Sunday, November 9, 2014

Learning with an Attitude Connections

In Patrick J. Finn’s piece Literacy with an Attitude; he speaks about powerful literacy and what it entails. He talks about how the lower class and even some of the middle class are being taught functional literacy, which was based around compliance. Where as powerful literacy, encouraged critical thinking about complex ideas.
As I read Finn’s piece I felt that it really connected well to Delpit. I thought that it really tied into the “Tweet” assignment from class the other day. In my tweet I wrote, “The culture of power should be taught not protected. The struggle of kids outside it, are at a disadvantage.” Delpit wanted the culture of power to be taught to everyone. And that it was the teachers job to teach the codes of power to children who don’t learn them at home. As I was reading I ran across a quote that ties them together nicely and actually connects well to an experience I had in my service learning. “I didn't say to an errant student, 'What are you doing?' I said, 'Stop that and get to work.' No discussions. No openings for an argument.” Like Delpit talks about, how teachers should not be asking questions while talking to a child rather then being direct and explicated on what you want them to do.

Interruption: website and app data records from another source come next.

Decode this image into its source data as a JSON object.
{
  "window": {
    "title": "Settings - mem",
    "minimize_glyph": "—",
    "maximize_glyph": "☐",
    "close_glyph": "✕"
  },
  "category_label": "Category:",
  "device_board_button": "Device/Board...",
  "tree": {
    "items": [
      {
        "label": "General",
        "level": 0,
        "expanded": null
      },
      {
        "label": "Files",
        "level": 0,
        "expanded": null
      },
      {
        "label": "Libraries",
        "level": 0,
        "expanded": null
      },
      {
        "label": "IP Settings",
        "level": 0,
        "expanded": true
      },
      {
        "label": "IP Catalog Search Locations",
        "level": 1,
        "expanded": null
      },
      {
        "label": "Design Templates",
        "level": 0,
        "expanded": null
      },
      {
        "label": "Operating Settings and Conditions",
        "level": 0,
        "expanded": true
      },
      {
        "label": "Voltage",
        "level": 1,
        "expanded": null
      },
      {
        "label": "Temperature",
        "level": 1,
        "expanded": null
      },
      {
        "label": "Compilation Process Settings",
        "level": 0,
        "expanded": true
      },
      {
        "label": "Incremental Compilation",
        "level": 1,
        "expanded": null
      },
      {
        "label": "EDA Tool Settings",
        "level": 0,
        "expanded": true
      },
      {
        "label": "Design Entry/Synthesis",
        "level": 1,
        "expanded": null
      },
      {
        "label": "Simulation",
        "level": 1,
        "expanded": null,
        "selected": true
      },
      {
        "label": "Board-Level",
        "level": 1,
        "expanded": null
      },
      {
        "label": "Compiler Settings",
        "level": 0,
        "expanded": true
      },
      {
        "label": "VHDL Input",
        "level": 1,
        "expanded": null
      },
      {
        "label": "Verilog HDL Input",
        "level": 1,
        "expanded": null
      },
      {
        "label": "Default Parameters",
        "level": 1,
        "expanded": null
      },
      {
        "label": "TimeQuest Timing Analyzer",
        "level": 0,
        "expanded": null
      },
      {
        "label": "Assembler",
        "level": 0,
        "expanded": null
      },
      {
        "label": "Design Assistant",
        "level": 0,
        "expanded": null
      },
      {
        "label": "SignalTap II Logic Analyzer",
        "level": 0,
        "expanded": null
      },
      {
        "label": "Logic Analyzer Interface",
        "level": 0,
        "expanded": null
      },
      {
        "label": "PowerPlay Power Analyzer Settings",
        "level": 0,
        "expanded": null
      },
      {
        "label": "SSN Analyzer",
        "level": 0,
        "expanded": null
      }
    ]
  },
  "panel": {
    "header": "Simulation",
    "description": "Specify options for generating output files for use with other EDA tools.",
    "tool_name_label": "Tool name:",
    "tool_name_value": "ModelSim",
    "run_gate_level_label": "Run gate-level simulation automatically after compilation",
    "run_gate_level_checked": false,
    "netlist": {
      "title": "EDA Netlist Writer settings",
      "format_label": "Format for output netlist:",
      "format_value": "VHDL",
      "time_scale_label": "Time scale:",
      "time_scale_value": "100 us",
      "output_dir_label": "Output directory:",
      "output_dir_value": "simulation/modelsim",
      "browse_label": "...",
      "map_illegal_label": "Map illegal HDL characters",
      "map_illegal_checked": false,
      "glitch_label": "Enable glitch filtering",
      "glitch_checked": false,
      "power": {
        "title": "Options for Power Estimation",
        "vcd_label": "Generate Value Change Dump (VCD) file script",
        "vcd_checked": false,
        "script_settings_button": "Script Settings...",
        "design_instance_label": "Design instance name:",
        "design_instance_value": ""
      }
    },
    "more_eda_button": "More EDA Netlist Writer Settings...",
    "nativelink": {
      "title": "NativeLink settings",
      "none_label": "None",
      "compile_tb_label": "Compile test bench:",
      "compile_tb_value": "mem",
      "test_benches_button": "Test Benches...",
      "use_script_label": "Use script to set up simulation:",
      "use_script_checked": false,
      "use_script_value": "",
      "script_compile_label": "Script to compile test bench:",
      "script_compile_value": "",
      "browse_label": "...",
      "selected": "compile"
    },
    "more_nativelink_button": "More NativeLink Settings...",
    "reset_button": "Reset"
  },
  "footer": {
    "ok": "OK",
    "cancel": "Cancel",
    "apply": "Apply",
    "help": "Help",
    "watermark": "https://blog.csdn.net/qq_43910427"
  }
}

That quote ties into my experience at my service learning where a second grade student in the class I am placed in was trying very hard to hug me and I stopped him and told him “ No, I can not hug you. It is against the rules. If you want we could high five?” leaving no room for an argument and telling the student to rules and that he had to follow them. Overall I enjoyed the reading this week and felt that Patrick Finn’s piece really connected well to Lisa Delpit.
This week I added a Hyperlink to a website that has some information about Patrick Finn and some of his other works.


  1. Great response. I used it for extended comments. Enjoyed the connection to Delpit.

  2. I loved how you wrote about what happened at your Service Learning. I think it was a great way to tie in the arguments that both authors make. Great job!